Forward Ship let himcome as soon as he will I think
he cannot lie Idle for want ofbusiness our Crops are very
Early & will be cheifly [sic] ready for Shipping on this sideChrist=
=mas --

     Your Letters relating to Mr. Footes Affair I send
him copies of, Your next Intelligenceof that matter will
guide to him what Cource [sic] will be most proper for him
[. . .]

     My Son makes me Large promises to
keep his Expenses with inmy Limitation, am afraid the
blessing that Attends us, in A plentiful Year will have
theConsequence of a decline upon our Market which of
Necessity must makeus lowr our Topsails.

     As to politics we are all Easy atpresent, an
Assembly isto meet the Second of November mighty Struggles
There has been Through the Country who Shouldbe our
Parliament men but there I leave them & Conclude

Your most humble Servant


Source copy consulted: Robert CarterLetter Book, 1720 July-1721 July, BR 227, Huntington Library, ArtCollections, and Botanical Gardens, San Marino, California. Printed:Wright. Letters of Robert Carter. . .. pp. 46-47.

Robert Carter generally used a return address of"Rappahannock" for the river on which he lived rather than"Corotoman," the name of his home, on his correspondence, especiallyto merchants abroad. The county and colony have been added forclarity.

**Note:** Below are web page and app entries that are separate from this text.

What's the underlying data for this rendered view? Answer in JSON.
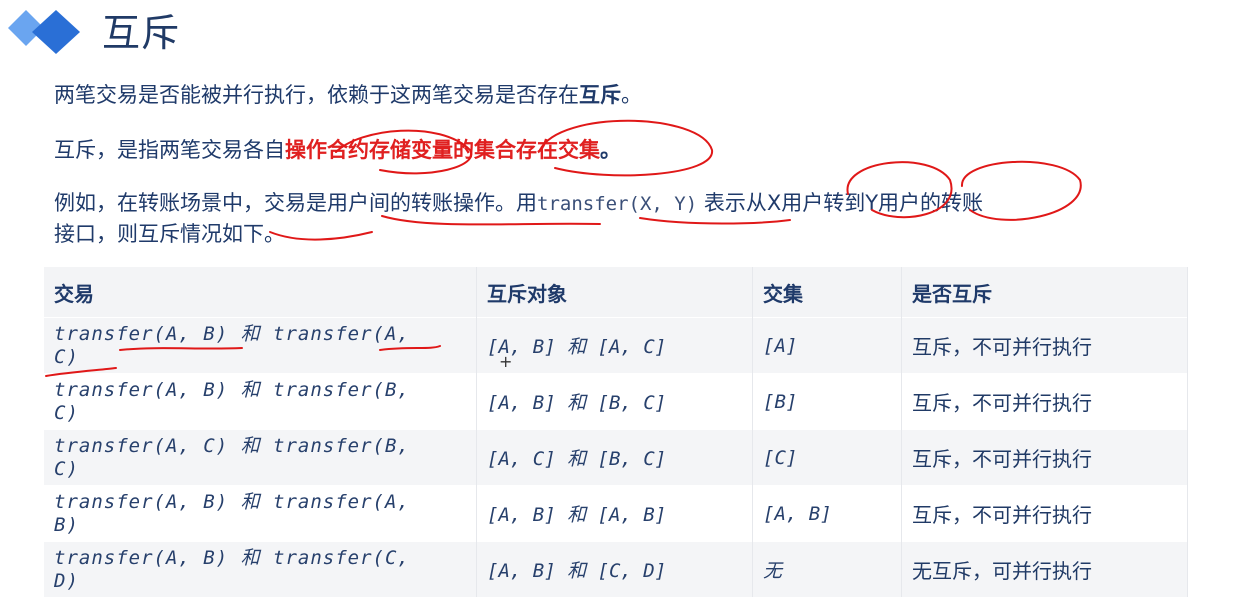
{
  "slide": {
    "title": "互斥",
    "p1": {
      "prefix": "两笔交易是否能被并行执行，依赖于这两笔交易是否存在",
      "bold": "互斥",
      "suffix": "。"
    },
    "p2": {
      "prefix": "互斥，是指两笔交易各自",
      "red": "操作合约存储变量的集合存在交集",
      "suffix": "。"
    },
    "p3": {
      "line1_prefix": "例如，在转账场景中，交易是用户间的转账操作。用",
      "line1_code": "transfer(X, Y)",
      "line1_suffix": "表示从X用户转到Y用户的转账",
      "line2": "接口，则互斥情况如下。"
    }
  },
  "table": {
    "headers": [
      "交易",
      "互斥对象",
      "交集",
      "是否互斥"
    ],
    "rows": [
      {
        "tx_line1": "transfer(A, B) 和 transfer(A,",
        "tx_line2": "C)",
        "objects": "[A, B] 和 [A, C]",
        "intersection": "[A]",
        "result": "互斥，不可并行执行"
      },
      {
        "tx_line1": "transfer(A, B) 和 transfer(B,",
        "tx_line2": "C)",
        "objects": "[A, B] 和 [B, C]",
        "intersection": "[B]",
        "result": "互斥，不可并行执行"
      },
      {
        "tx_line1": "transfer(A, C) 和 transfer(B,",
        "tx_line2": "C)",
        "objects": "[A, C] 和 [B, C]",
        "intersection": "[C]",
        "result": "互斥，不可并行执行"
      },
      {
        "tx_line1": "transfer(A, B) 和 transfer(A,",
        "tx_line2": "B)",
        "objects": "[A, B] 和 [A, B]",
        "intersection": "[A, B]",
        "result": "互斥，不可并行执行"
      },
      {
        "tx_line1": "transfer(A, B) 和 transfer(C,",
        "tx_line2": "D)",
        "objects": "[A, B] 和 [C, D]",
        "intersection": "无",
        "result": "无互斥，可并行执行"
      }
    ]
  },
  "colors": {
    "accent_blue": "#2a7be4",
    "text_navy": "#1f3a6a",
    "highlight_red": "#e02020",
    "header_bg": "#f3f4f6"
  }
}
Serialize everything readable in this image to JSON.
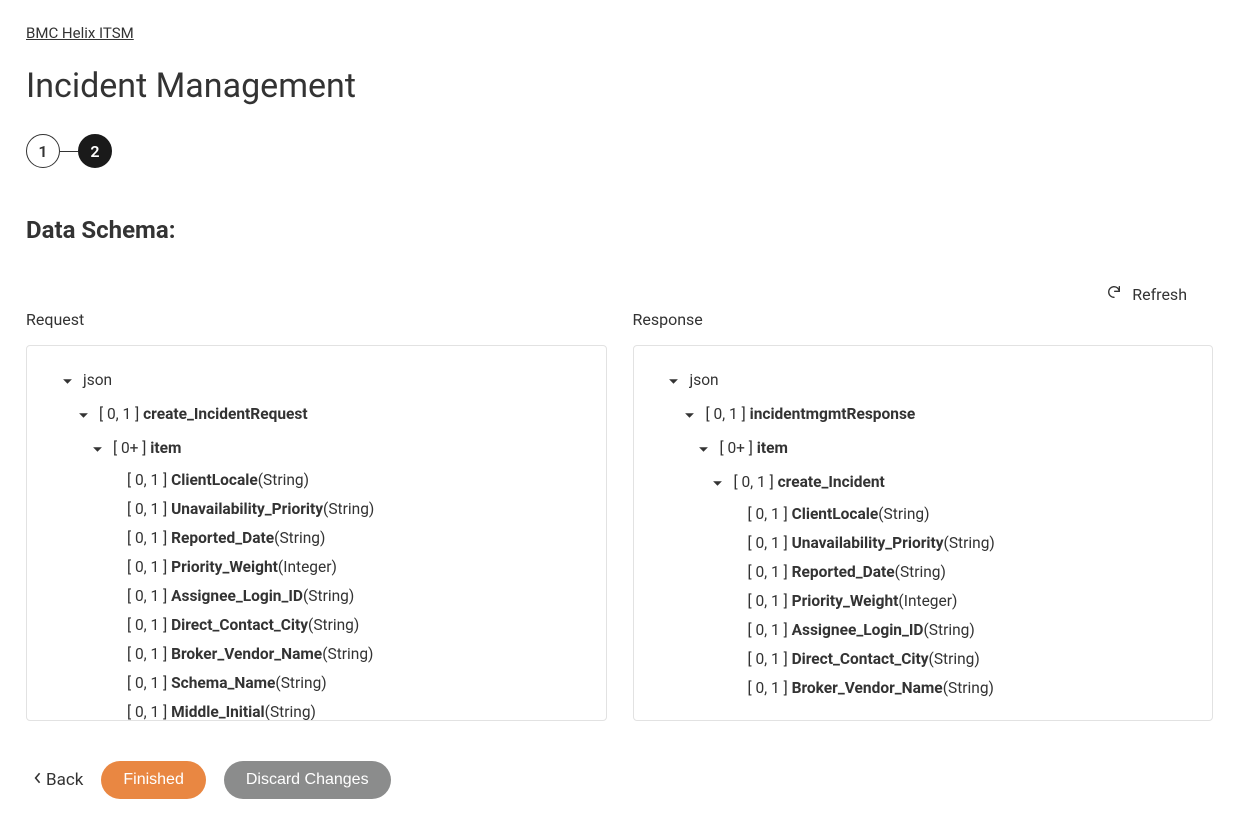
{
  "breadcrumb": "BMC Helix ITSM",
  "title": "Incident Management",
  "stepper": {
    "step1": "1",
    "step2": "2"
  },
  "section_title": "Data Schema:",
  "refresh_label": "Refresh",
  "request": {
    "header": "Request",
    "root": "json",
    "group_card": "[ 0, 1 ]",
    "group_name": "create_IncidentRequest",
    "item_card": "[ 0+ ]",
    "item_name": "item",
    "fields": [
      {
        "card": "[ 0, 1 ]",
        "name": "ClientLocale",
        "type": "(String)"
      },
      {
        "card": "[ 0, 1 ]",
        "name": "Unavailability_Priority",
        "type": "(String)"
      },
      {
        "card": "[ 0, 1 ]",
        "name": "Reported_Date",
        "type": "(String)"
      },
      {
        "card": "[ 0, 1 ]",
        "name": "Priority_Weight",
        "type": "(Integer)"
      },
      {
        "card": "[ 0, 1 ]",
        "name": "Assignee_Login_ID",
        "type": "(String)"
      },
      {
        "card": "[ 0, 1 ]",
        "name": "Direct_Contact_City",
        "type": "(String)"
      },
      {
        "card": "[ 0, 1 ]",
        "name": "Broker_Vendor_Name",
        "type": "(String)"
      },
      {
        "card": "[ 0, 1 ]",
        "name": "Schema_Name",
        "type": "(String)"
      },
      {
        "card": "[ 0, 1 ]",
        "name": "Middle_Initial",
        "type": "(String)"
      }
    ]
  },
  "response": {
    "header": "Response",
    "root": "json",
    "group_card": "[ 0, 1 ]",
    "group_name": "incidentmgmtResponse",
    "item_card": "[ 0+ ]",
    "item_name": "item",
    "sub_card": "[ 0, 1 ]",
    "sub_name": "create_Incident",
    "fields": [
      {
        "card": "[ 0, 1 ]",
        "name": "ClientLocale",
        "type": "(String)"
      },
      {
        "card": "[ 0, 1 ]",
        "name": "Unavailability_Priority",
        "type": "(String)"
      },
      {
        "card": "[ 0, 1 ]",
        "name": "Reported_Date",
        "type": "(String)"
      },
      {
        "card": "[ 0, 1 ]",
        "name": "Priority_Weight",
        "type": "(Integer)"
      },
      {
        "card": "[ 0, 1 ]",
        "name": "Assignee_Login_ID",
        "type": "(String)"
      },
      {
        "card": "[ 0, 1 ]",
        "name": "Direct_Contact_City",
        "type": "(String)"
      },
      {
        "card": "[ 0, 1 ]",
        "name": "Broker_Vendor_Name",
        "type": "(String)"
      }
    ]
  },
  "footer": {
    "back": "Back",
    "finished": "Finished",
    "discard": "Discard Changes"
  }
}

Carter's clerk, having addressed many letters to Micajah andRichard Perry, automatically wrote "Messrs. Perry" into the letterbook when Carter began dictating.

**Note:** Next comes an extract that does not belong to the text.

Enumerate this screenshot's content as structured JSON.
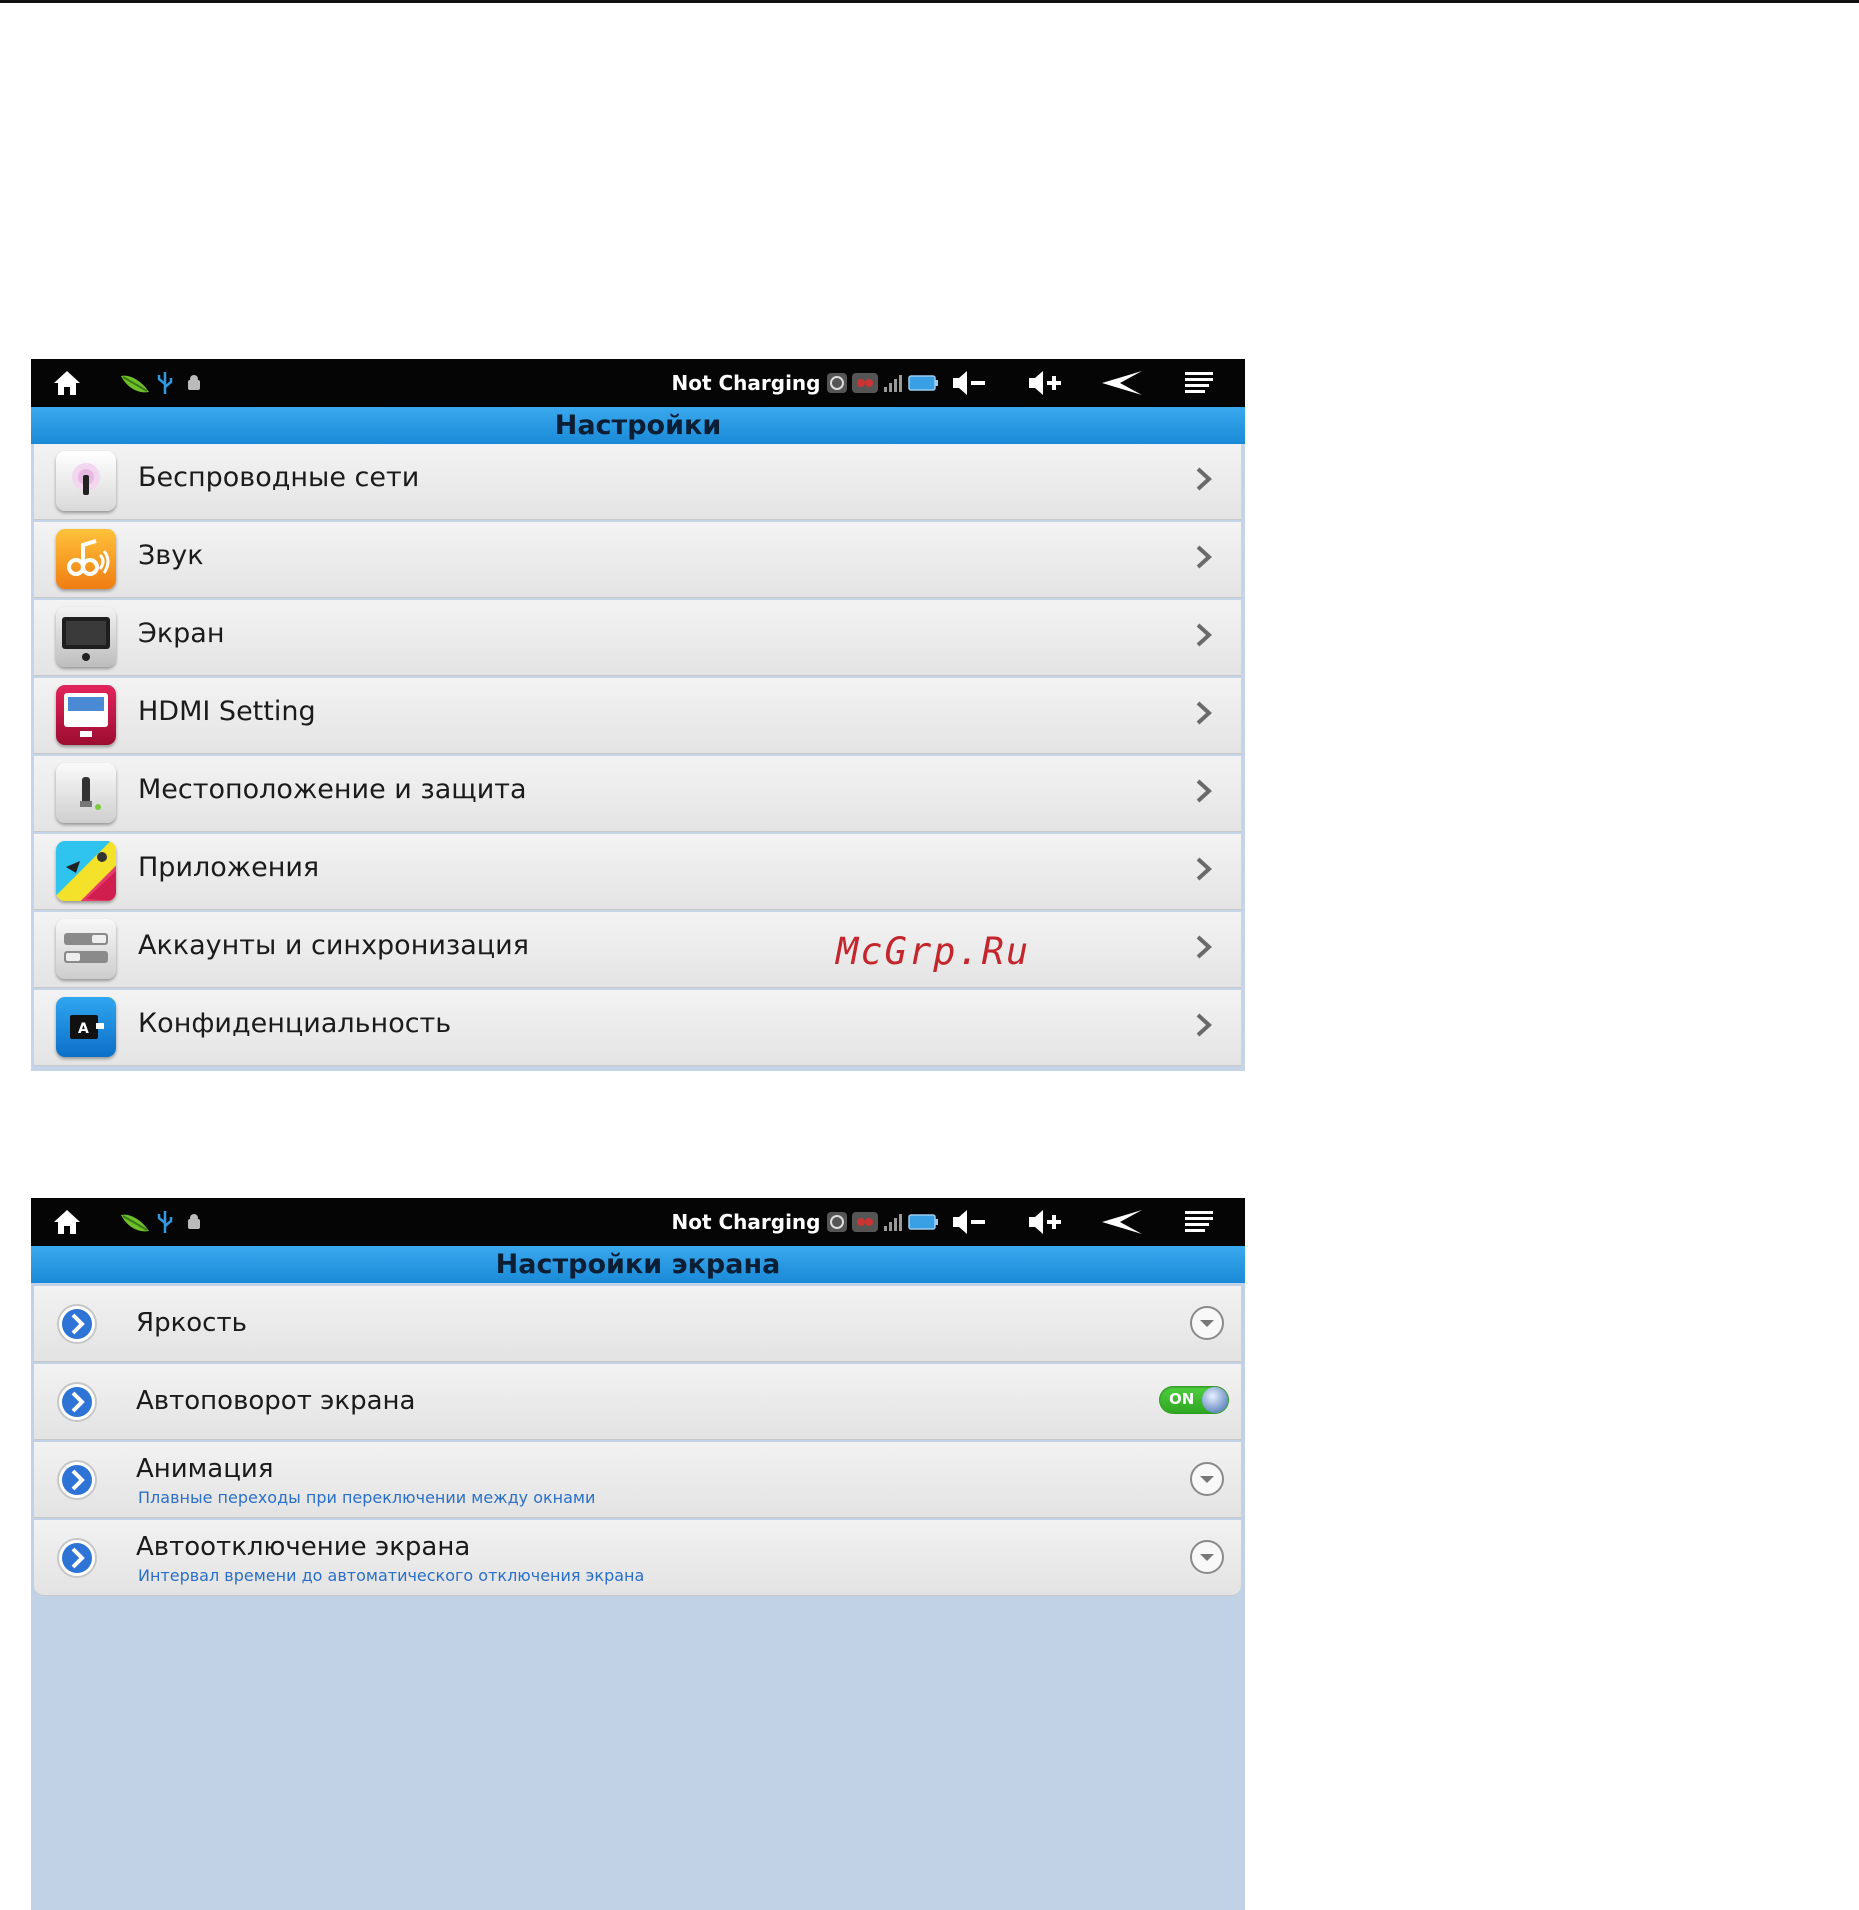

[1] RC sends condolences to Micajah Perry for thedeath of his son and partner, Richard, who had died in April 1720.Price. Perry of London. . . . p.63.

[2] A Captain Thomas Bagwell is found in earlierVirginia records as captain of the Levett in1705. (McIlwaine. Executive Journals of theCouncil. . . . 3(1705-1721): 15. )

[3] Richard Foote (1666-1724) of Stafford County,nephew of Nicholas Hayward, developer of the BrentTown speculation in the Northern Neck Proprietary. Foote'sfather was one of Hayward's partners, and a successful merchant inLondon. The son lived in the Brent Town tract, and represented theowners in Virginia. See the letter to Foote of this same date.

This text revised January 30,2009.